┌─ Recorded data
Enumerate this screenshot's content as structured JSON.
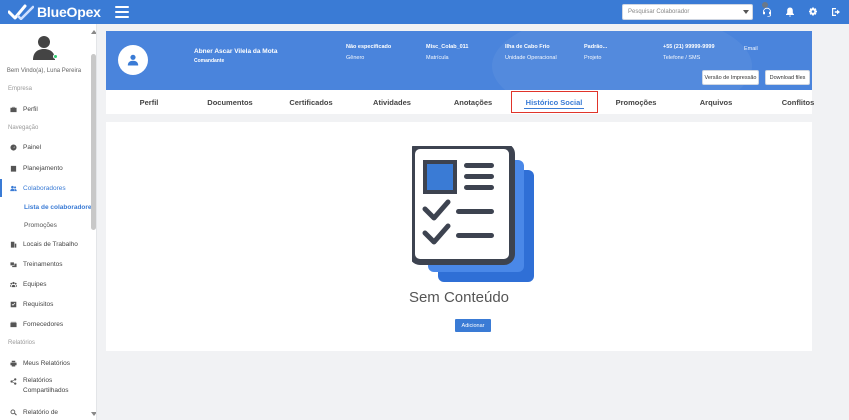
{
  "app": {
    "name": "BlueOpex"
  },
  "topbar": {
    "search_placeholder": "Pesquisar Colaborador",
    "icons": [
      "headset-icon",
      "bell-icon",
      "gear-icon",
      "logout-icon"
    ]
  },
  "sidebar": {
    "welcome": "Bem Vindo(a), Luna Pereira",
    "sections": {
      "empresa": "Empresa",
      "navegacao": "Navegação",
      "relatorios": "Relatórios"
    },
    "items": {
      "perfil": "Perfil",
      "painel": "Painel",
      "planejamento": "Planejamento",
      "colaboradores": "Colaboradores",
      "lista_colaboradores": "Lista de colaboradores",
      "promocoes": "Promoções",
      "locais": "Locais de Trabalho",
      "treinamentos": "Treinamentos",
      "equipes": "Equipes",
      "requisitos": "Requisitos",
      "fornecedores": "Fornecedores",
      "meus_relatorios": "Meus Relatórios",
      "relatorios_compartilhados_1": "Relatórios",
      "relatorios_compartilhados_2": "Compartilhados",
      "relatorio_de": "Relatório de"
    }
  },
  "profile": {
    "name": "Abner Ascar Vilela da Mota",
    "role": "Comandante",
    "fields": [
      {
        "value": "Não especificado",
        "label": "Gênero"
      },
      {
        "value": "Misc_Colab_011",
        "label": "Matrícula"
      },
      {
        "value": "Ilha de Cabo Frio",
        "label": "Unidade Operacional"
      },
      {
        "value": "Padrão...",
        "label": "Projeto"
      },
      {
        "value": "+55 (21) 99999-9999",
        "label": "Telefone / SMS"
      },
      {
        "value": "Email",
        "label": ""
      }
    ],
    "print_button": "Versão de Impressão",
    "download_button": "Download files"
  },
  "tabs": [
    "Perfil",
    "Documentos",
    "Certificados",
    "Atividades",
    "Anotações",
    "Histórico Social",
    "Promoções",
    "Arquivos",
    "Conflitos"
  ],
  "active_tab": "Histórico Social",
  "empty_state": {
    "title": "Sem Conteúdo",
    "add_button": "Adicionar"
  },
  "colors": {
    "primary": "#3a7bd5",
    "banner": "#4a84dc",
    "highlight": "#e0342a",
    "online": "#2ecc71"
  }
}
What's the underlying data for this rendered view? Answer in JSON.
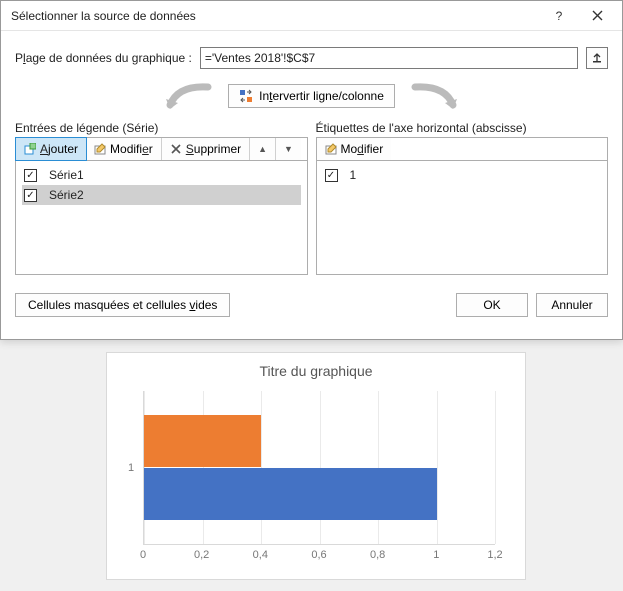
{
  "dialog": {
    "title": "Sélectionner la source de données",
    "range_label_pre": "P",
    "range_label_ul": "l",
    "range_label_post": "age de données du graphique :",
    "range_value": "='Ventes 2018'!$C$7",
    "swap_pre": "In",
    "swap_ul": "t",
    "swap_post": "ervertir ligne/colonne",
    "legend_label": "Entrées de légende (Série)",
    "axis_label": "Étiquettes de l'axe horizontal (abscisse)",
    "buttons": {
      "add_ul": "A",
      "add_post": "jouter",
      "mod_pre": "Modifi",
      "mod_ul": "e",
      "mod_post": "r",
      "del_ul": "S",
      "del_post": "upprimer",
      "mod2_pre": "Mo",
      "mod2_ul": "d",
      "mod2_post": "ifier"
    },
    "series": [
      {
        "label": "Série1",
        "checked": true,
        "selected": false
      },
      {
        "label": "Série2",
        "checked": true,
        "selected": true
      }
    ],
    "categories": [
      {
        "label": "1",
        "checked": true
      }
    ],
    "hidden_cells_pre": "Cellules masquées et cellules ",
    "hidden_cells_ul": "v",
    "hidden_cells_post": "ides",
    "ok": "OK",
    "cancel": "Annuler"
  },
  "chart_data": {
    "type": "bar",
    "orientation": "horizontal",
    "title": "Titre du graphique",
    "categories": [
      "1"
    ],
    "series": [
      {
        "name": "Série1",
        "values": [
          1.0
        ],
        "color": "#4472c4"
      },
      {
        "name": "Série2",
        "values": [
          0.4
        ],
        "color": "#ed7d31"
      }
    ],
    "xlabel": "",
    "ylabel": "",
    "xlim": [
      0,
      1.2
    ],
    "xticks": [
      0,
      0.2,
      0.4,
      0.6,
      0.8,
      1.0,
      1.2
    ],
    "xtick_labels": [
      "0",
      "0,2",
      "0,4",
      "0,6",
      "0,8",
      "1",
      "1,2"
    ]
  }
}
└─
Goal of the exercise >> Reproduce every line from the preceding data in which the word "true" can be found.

Problem solution >>
        "checked": true,
        "checked": true,
        "selected": true
        "checked": true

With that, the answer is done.